After announcing the Belfast boxer and twice Olympic bronze medallist Paddy Barnes would carry the flag in 100 days' time, Hickey insisted that McIlroy was never considered for the role.
"There was a totally incorrect story published," he said. "Crazy. I was asked if Rory would be considered (as flag-bearer) if he declared and my answer was that every athlete on the team would be considered to carry the flag.
"We would never ask Rory to do it because of the pressures. Paddy is different. He is from the nationalist end of Belfast and he doesn't care. He is delighted to do it. And even if he was from here, we wouldn’t put the pressure on him because he is a superstar golfer and we want him to arrive, concentrate, have no hassle and go and do his thing.”
Neither McIlroy, his management nor team captain Paul McGinley would ever have entertained any other scenario.
Mcilroy is the 5/1 joint favourite for Olympic gold alongside American Jordan Spieth with world No 1 Jason Day the next best bet.
Understandably, Hickey has high hopes of success.
He said: “We very much hope hat Rory wins a medal and we hope it will be gold. He didn’t do as well as he expected in the Masters and I’d say he will be much more relaxed and calm in Rio."
As for the suitability of golf as an Olympic sport and the decisions by Adam Scott, Vijay Singh and South Africans Louis Oosthuizen and Charl Schwartzel to make themselves unavailable, Hickey believes the sport's Olympic future is still bright.
"I knew Adam Scott and Vijay Singh weren't playing from day one," he said. "When golf was bidding to get into the Olympics, it was a different age group that was at the forefront. You had Tiger Woods and Padraig Harrington leading the way.
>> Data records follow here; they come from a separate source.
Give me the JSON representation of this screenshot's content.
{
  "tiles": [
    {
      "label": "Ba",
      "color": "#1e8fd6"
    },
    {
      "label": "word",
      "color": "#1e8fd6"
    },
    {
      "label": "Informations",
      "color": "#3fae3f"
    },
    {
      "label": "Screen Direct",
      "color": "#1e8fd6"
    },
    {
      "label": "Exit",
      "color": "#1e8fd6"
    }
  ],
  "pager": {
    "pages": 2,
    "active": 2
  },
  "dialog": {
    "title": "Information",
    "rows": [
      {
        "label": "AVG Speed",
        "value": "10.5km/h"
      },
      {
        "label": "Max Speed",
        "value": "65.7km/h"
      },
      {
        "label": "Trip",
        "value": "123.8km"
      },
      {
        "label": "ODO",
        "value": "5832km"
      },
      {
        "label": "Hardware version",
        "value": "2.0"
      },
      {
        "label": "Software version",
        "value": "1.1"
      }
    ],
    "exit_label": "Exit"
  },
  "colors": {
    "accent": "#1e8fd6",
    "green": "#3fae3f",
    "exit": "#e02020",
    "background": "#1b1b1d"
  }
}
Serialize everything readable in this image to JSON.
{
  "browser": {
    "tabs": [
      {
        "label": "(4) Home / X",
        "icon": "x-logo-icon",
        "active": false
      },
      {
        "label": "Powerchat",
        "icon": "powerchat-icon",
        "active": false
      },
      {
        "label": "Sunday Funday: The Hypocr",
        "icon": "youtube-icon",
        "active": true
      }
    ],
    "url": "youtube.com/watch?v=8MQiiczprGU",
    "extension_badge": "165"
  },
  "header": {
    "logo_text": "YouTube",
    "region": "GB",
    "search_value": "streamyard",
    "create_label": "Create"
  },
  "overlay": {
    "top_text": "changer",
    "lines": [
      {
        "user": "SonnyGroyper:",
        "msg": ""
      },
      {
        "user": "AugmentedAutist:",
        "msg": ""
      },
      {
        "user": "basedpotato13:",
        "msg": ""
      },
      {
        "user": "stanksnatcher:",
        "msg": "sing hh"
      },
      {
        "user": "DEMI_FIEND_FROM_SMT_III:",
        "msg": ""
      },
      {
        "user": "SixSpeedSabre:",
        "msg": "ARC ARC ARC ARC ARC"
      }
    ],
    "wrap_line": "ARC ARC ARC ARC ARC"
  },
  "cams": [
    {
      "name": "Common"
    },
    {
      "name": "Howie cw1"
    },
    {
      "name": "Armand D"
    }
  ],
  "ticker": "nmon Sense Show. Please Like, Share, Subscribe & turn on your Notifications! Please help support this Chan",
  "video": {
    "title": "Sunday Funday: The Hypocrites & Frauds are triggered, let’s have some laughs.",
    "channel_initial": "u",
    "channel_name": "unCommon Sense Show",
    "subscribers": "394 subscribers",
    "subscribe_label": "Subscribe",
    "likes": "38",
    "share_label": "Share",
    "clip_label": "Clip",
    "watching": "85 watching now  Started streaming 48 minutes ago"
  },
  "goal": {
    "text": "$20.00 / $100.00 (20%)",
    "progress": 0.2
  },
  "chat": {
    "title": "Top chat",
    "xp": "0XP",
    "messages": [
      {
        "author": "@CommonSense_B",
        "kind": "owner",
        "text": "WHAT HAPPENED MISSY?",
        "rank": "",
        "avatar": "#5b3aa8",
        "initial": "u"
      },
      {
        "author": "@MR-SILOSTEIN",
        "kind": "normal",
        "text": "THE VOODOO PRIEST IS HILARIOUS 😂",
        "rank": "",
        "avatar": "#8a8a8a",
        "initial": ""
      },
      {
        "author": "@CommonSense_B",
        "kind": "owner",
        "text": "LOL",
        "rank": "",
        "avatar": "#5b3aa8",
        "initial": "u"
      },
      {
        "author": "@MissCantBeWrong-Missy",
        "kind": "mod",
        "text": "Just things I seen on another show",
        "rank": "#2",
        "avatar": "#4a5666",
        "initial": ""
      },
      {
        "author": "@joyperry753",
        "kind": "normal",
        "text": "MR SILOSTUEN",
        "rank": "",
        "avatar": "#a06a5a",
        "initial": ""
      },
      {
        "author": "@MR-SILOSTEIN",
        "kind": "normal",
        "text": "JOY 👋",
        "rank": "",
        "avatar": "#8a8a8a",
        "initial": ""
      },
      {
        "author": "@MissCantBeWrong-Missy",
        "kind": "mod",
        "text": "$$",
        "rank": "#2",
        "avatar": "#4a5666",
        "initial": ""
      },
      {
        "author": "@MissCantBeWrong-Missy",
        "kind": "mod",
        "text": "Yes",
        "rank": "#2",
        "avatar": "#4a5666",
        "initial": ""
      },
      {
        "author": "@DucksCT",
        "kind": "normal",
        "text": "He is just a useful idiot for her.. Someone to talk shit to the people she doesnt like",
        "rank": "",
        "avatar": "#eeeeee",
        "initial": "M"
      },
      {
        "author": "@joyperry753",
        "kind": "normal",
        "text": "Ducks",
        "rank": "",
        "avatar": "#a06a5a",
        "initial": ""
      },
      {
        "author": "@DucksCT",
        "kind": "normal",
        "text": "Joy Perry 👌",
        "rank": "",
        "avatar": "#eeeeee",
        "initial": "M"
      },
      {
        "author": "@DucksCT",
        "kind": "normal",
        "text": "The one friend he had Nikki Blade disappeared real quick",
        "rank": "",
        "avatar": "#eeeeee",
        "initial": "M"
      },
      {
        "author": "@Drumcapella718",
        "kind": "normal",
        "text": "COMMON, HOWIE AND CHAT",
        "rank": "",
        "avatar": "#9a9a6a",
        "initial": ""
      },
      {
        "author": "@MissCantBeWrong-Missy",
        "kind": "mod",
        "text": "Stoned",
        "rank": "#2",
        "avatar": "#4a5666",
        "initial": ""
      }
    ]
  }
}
"I remember the golf presentation and Padraig was part of the team at the presentation. But there is a whole new age group of golfers now and they make up their own mind.
"I believe it will still be a great competition. They said the same about tennis and that has worked very well. And golf will work. It needs to get momentum and get legs and it will go very well. It will take off, I believe."